For the past 4 months since mid November 2012, the markets have been on a tear, with the S&P 500 (SPY) up 14%, Dow Jones (DIA) up 16%, and Nasdaq (QQQ) up 14%. Thirteen out of the past 16 weeks have been up for the stock markets. Is the market due for a correction? Below, let's look at a few early warning signs that could indicate that the markets may be due for a pullback.
The Consumer Confidence Index fell sharply by 8.3 points in March 2013, down to 59.7 compared to 68.0 in February 2013. Lynn Franco, Director of Economic Indicators at The Conference Board, stated the following:
Consumer Confidence fell sharply in March, following February's uptick. This month's retreat was driven primarily by a sharp decline in expectations, although consumers were also more pessimistic in their assessment of current conditions. The loss of confidence, particularly expectations, mirrors the losses experienced this past December and January. The recent sequester has created uncertainty regarding the economic outlook and as a result, consumers are less confident.
How confident people feel about the economy and their personal financial situation determines their spending activity. When confidence is low, consumers tend to save more and spend less (or delay purchases). The significant fall in confidence in March is a concern.
Total U.S. petroleum demand fell 4.1% in February 2013, compared to the same month a year ago. This is the lowest February level in 20 years (since 1993). This follows a decline of 1.7% in January 2013, which was the lowest January level in 18 years. API Chief Economist John Felmy said the following in the February report:
Declining numbers for most of the key products isn't consistent with a robust recovery.
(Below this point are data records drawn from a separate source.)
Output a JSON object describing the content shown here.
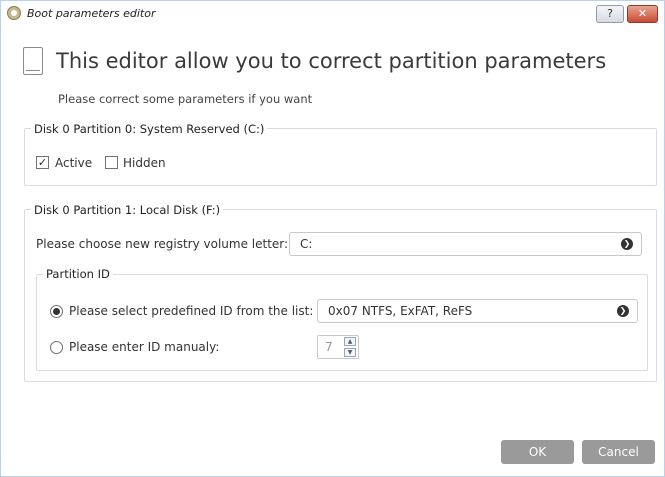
{
  "window": {
    "title": "Boot parameters editor",
    "help_label": "?",
    "close_label": "✕"
  },
  "header": {
    "title": "This editor allow you to correct partition parameters",
    "subtitle": "Please correct some parameters if you want"
  },
  "partition0": {
    "legend": "Disk 0 Partition 0: System Reserved (C:)",
    "active_label": "Active",
    "active_checked": true,
    "active_mark": "✓",
    "hidden_label": "Hidden",
    "hidden_checked": false
  },
  "partition1": {
    "legend": "Disk 0 Partition 1: Local Disk (F:)",
    "registry_label": "Please choose new registry volume letter:",
    "registry_value": "C:",
    "partition_id": {
      "legend": "Partition ID",
      "predefined_label": "Please select predefined ID from the list:",
      "predefined_value": "0x07 NTFS, ExFAT, ReFS",
      "predefined_selected": true,
      "manual_label": "Please enter ID manualy:",
      "manual_value": "7"
    }
  },
  "footer": {
    "ok_label": "OK",
    "cancel_label": "Cancel"
  },
  "icons": {
    "arrow_glyph": "❯",
    "spin_up_glyph": "▲",
    "spin_down_glyph": "▼"
  }
}
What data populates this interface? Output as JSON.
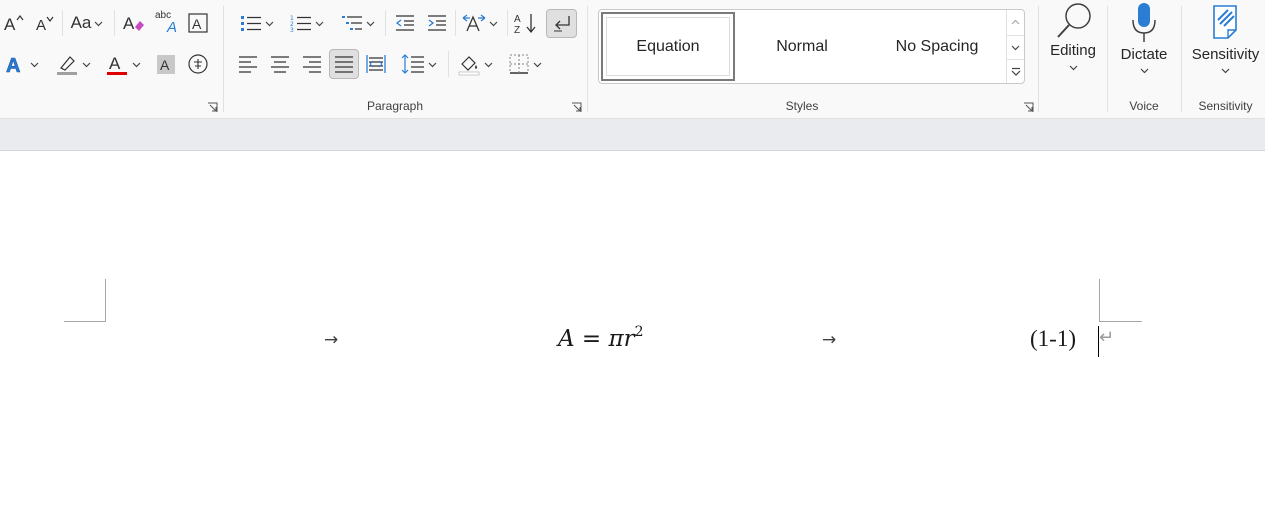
{
  "ribbon": {
    "groups": {
      "paragraph_label": "Paragraph",
      "styles_label": "Styles",
      "voice_label": "Voice",
      "sensitivity_label": "Sensitivity"
    },
    "font": {
      "change_case_label": "Aa",
      "font_color": "#e00000",
      "highlight_color": "#a0a0a0"
    },
    "styles_gallery": {
      "items": [
        "Equation",
        "Normal",
        "No Spacing"
      ],
      "selected": "Equation"
    },
    "editing_label": "Editing",
    "dictate_label": "Dictate",
    "sensitivity_button_label": "Sensitivity"
  },
  "document": {
    "tab_arrow_1": "→",
    "tab_arrow_2": "→",
    "equation": {
      "var_a": "A",
      "equals": " = ",
      "pi": "π",
      "var_r": "r",
      "exponent": "2"
    },
    "equation_number": "(1-1)",
    "paragraph_mark": "↵"
  },
  "colors": {
    "accent_blue": "#2b7cd3",
    "font_color_red": "#e00000"
  }
}
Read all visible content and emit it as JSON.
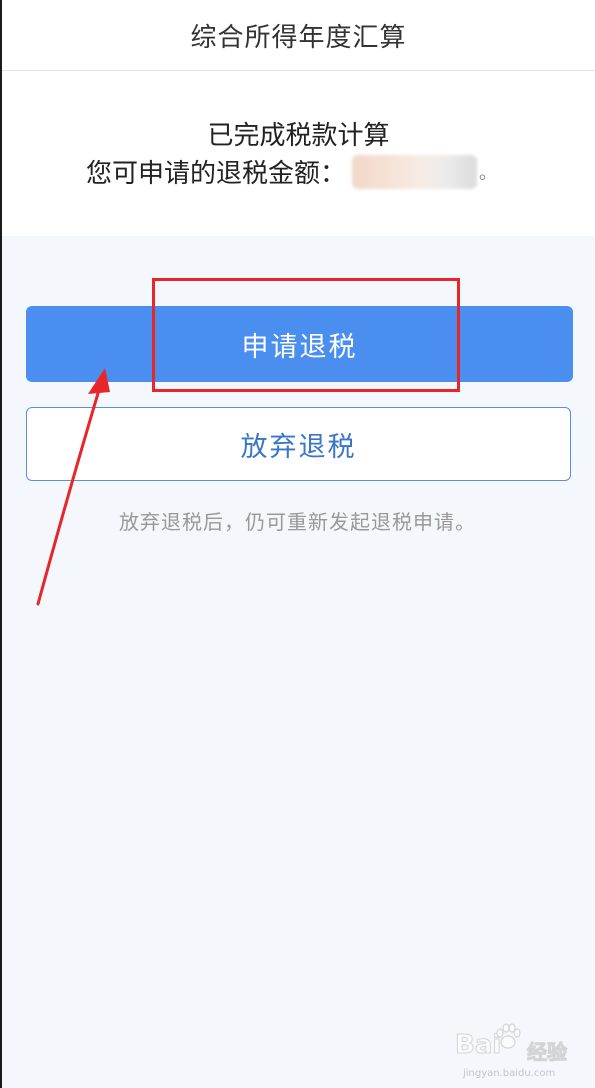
{
  "header": {
    "title": "综合所得年度汇算"
  },
  "summary": {
    "status_text": "已完成税款计算",
    "refund_label": "您可申请的退税金额：",
    "refund_suffix": "。"
  },
  "actions": {
    "apply_label": "申请退税",
    "giveup_label": "放弃退税",
    "hint_text": "放弃退税后，仍可重新发起退税申请。"
  },
  "annotation": {
    "highlight_color": "#e8262a",
    "arrow_color": "#e8262a"
  },
  "watermark": {
    "brand": "Bai",
    "brand2": "经验",
    "url": "jingyan.baidu.com"
  },
  "colors": {
    "primary": "#4a8ef0",
    "outline": "#5b8fd9",
    "background": "#f4f7fb"
  }
}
Although there's been some encouraging news on employment and manufacturing, fuel demand is an important indicator of where the economy is - and it's headed in a different direction.
Oil demand is an indicator of economic activity. When oil demand begins to slow, it could very well mean economic activity may be slowing as well. Note, some may argue slowing demand may also be due to higher fuel efficiency engines (cars, airplanes, etc.) and alternative energy substitutes (natural gas, solar, wind, etc.).
Construction Equipment Sales
On March 20th, Caterpillar (CAT) reported global equipment sales fell 13% in the three-month rolling period ended February 2013, compared with a 4% decline in the period ended January. North America was down 12%, Europe was down 9% and Asia Pacific was down 26%.
In January 2013, Caterpillar reported a 55% drop in fourth quarter profits compared to previous year quarter. Caterpillar is the world's largest maker of construction equipment. When their sales begin to slow, I tend to pay attention.
Transportation and Logistics
On March 20, FedEx (FDX) reported its latest quarterly earnings that fell short of analysts' expectations due to weakness in international air freight market and consumers chose less expensive and slower services. FedEx reported third quarter earnings of $1.23 per share, compared to analysts' expectations of $1.38 per share. Frederick Smith, FedEx chairman, president and chief executive officer, said the following:
The third quarter was very challenging due to continued weakness in international air freight markets, pressure on yields due to industry overcapacity and customers selecting less expensive and slower-transit services.
The markets have had a great run in the past 4 months, overcoming various issues including ongoing U.S. debt issue, ongoing euro crisis, and the latest Cyprus issue. The recent warning signs listed above have me concerned that a pullback may be near. I have shifted 80% of my portfolio to cash, with just 20% in equities. This may be extremely conservative and extreme, but I'm happy with the recent gains provided by the markets in the past 4 months and am content to realize those gains. I can't be too greedy, pigs get slaughtered.